Smog (Rafael Gibbons, UK, 13m)
A short fantasy film with an environmental message. In London a giant smog cloud has blocked out the sun. So schoolgirl Molly and her grandfather come up with a plan to bring the sunshine back.
Stereotype (Jordan McGibney, UK, 11m)
A bullied teenage boy journeys into the night wanting to avenge his brothers death, only to find himself locked in a moral dilemma that will change his life forever.
Strange Weather (Tom Shrapnel, UK, 19m)
Two people witness a natural phenomenon that reawakens their senses and draws their empty lives together.
Test Drive (Ryan Enever, UK, 1m)
How hard is it to sell a car these days? One man shows that it’s just a matter of a little persuasion, and the right selling technique to clinch that final sale.
Three Minute Warning (Iqbal Mohammed, UK, 12m)
In Palestine, a 14 year old girl called Mariam cares for her disabled mother. One night, an Israeli “knock-on-roof” bomb is dropped onto their building allowing them only three minutes to escape before it is demolished. This emotional 11 minute drama depicts the reality of civilians in Gaza, Palestine.

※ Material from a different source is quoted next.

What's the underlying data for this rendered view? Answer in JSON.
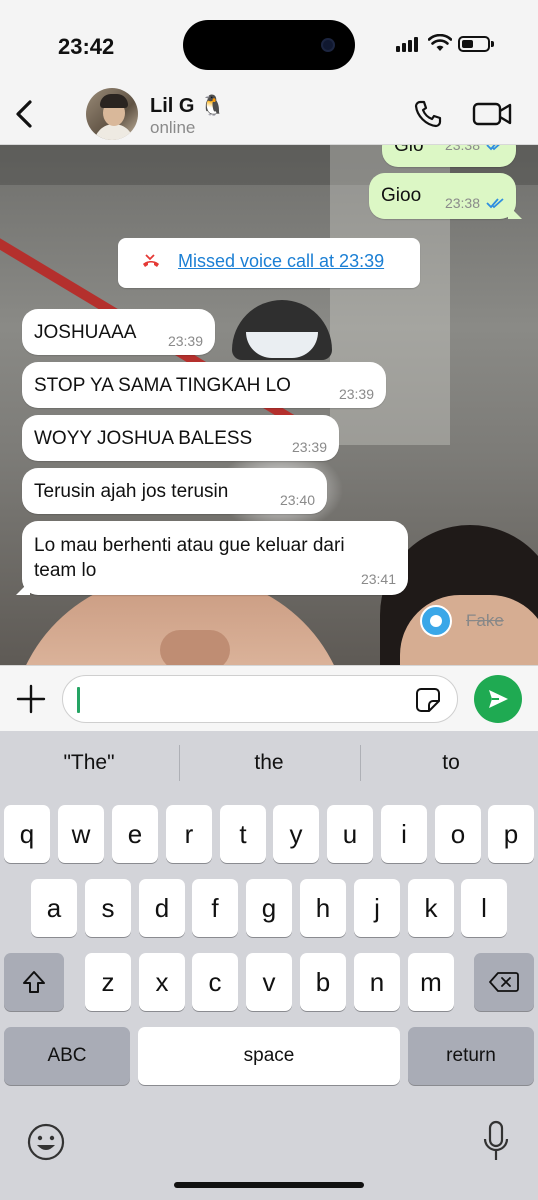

Today Is the Day (Betsy H. Hershey, USA, 16m)
Deep in Mexico, Carlos, an indigenous Tarahumara who left his community to be trained as a nurse, has returned to his homeland to try to save babies and mothers who have been dying at a high rate during childbirth. These deaths (far too common in indigenous groups worldwide) further threaten an already dwindling population and its dying culture.
Whisper (Jo Lewis, UK, 11m)
A young woman travels to a remote beachside cabin in an attempt to finally quit her heroin habit. While there she accidentally sets in motion a chain of sinister events. Hauntingly beautiful, Whisper is a modern day ghost story that will keep you gripped from start to spine-chilling finish.
wHole (V. Klinger & R. Banning, Germany, 8m)
A relationship is put to the test, as a husband makes a drastic sacrifice for his wife.
You Are Whole (Laura Spini, UK, 16m)
Norman Pugg arrives in a sleepy British seaside town with a mission: to spread the word of The Children of the Mountain of the Star. However it seems that the local residents may have bigger problems than battling their spiritual confusions as Norman discovers a number of his prospective clients dismembered in their own homes. Mistaken for the serial killer and hounded by the police, Norman must persevere in order to bring wellbeing and clarity to a world where everything has stopped making sense.